Predictably, the local property owners association challenged Hansberry’s residency, claiming that “unless an injunction is granted, said neighborhood [would] become mixed, both white and colored with its attendant evils.” But Hansberry fought back, using his own real estate expertise and enlisting the aid of experienced NAACP lawyers. The Illinois Supreme Court ruled that since an earlier case had upheld the legality of the covenant, the issue was res judicata — already adjudicated and not subject to further decisions. On these grounds, it ordered the family to “remove from the premises.” Undaunted, Hansberry appealed, and the case ultimately landed before the United States Supreme Court in October 1940.
While the legal battle raged in Washington, Hansberry’s family was fighting a far more brutal war from their new home. His daughter Lorraine, ten years old at the time, would later describe how her mother, Nannie Louise Hansberry, stayed up nights clutching a pistol to defend her children from the “hellishly hostile” mobs, thrown bricks, and threats of arson that besieged them.
After two weeks, the Supreme Court finally reached a verdict, reversing the Illinois decision and securing the Hansberrys’ residency. However, wary of openly addressing the racial roots of the case, the Court abstained from ruling against restrictive covenants in general. Instead,
Hansberry v. Lee only held that res judicata did not apply in cases where the plaintiff had not been included in a previous class action. The covenant, they claimed, had fewer signatures than required to guarantee that the class in question included Lee. Civil rights legislation was on the move, but the Supreme Court balked at taking the first step. Restrictive covenants remained fully legal for another eight years.
Thus, the realities of her family’s struggle tempered Lorraine Hansberry’s optimism. Her father had gained a legal victory, but only by a technicality. It had cost him, she wrote, “a small personal fortune, his considerable talents, and many years of his life.” Six years later he died in Mexico while searching for a place to relocate his family, convinced that US racism was so pervasive it could only be evaded, not defeated.
A Raisin in the Sun takes place over a decade after Hansberry v. Lee, but the Youngers are engaged in a nearly identical struggle for dignity.

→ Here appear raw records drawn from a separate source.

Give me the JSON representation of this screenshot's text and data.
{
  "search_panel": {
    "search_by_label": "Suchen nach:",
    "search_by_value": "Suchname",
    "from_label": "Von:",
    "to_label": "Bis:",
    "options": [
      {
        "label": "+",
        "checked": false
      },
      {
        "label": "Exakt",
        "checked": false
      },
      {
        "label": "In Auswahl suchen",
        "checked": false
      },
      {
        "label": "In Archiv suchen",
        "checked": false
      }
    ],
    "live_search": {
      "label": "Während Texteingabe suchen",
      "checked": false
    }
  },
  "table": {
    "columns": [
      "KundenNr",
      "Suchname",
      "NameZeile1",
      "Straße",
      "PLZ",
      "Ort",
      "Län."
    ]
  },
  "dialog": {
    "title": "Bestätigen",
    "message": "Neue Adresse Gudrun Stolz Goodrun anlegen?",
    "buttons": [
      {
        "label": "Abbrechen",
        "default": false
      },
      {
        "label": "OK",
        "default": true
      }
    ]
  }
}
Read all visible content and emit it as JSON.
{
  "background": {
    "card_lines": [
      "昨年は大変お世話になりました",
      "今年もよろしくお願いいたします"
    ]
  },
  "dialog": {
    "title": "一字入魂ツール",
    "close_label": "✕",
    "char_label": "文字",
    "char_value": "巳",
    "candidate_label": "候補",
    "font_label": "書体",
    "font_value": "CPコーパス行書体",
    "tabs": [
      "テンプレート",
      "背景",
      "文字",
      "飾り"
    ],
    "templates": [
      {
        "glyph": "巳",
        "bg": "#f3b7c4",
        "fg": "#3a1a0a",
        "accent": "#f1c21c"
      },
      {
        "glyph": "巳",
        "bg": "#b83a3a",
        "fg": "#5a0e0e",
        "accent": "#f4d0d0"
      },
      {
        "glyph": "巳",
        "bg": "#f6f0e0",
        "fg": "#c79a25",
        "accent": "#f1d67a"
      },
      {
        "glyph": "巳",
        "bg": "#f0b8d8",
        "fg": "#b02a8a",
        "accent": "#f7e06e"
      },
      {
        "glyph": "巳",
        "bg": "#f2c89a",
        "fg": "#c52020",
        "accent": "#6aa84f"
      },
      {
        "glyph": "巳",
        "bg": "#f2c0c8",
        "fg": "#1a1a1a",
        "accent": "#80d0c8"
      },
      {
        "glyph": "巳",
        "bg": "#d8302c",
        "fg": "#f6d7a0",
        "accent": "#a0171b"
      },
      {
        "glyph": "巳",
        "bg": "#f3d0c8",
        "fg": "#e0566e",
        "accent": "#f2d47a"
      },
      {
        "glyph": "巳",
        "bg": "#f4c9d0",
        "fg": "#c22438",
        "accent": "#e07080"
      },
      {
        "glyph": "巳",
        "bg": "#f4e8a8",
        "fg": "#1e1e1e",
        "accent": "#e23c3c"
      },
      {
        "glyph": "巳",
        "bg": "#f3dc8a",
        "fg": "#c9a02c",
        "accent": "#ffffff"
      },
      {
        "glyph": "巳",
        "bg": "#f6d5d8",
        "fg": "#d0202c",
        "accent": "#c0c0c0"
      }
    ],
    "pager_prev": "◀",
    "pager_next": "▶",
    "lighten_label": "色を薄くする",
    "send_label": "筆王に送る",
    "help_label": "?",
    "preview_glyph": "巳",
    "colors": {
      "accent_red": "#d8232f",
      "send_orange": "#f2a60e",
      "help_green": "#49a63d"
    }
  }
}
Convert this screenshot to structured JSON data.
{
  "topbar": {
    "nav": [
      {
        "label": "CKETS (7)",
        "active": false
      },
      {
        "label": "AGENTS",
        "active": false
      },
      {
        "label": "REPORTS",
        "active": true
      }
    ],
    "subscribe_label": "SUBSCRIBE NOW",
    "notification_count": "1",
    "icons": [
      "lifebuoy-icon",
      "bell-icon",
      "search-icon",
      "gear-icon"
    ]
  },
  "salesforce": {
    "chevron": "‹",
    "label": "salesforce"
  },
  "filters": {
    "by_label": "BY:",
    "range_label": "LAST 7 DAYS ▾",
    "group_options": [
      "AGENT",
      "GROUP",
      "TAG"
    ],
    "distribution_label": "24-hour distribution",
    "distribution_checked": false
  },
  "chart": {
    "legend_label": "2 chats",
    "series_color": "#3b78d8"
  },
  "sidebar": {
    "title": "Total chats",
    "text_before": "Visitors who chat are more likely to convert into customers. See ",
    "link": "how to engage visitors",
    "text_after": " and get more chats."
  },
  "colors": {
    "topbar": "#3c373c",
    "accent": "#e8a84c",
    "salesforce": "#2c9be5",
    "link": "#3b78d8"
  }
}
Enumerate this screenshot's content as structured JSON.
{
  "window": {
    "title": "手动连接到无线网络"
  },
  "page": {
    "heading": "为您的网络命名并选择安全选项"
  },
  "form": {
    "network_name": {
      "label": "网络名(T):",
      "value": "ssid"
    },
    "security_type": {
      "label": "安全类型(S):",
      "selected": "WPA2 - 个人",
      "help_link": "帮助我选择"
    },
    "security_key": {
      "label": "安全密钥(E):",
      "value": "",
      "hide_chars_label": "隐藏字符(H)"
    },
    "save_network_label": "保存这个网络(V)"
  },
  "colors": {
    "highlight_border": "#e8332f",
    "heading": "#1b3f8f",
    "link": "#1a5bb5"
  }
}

Hansberry’s play thus questions the nominal legal progress made in that time. The poet Amiri Baraka, who had initially disparaged Raisin, later reflected, “The Younger family is part of the black majority and the concerns I once dismissed as ‘middle class’… are actually reflective of the essence of black people’s striving to defeat segregation, discrimination, and national oppression. There is no such thing as a ‘white folks’ neighborhood’ except to racists and those submitting to racism.”
Although the Washington Park neighborhood where Carl Hansberry defied the restrictive covenant is overwhelmingly African-American today, Chicago remains the most segregated city in America. Yet musing on why the city has produced so many prominent black leaders and artists despite its troubled history, scholar Lerone Bennett, Jr. speculates that, “Despite, or perhaps because of, the raw, brutal oppression of black people in this city, there has been and still is a sort of community here.”
— SAM LASMAN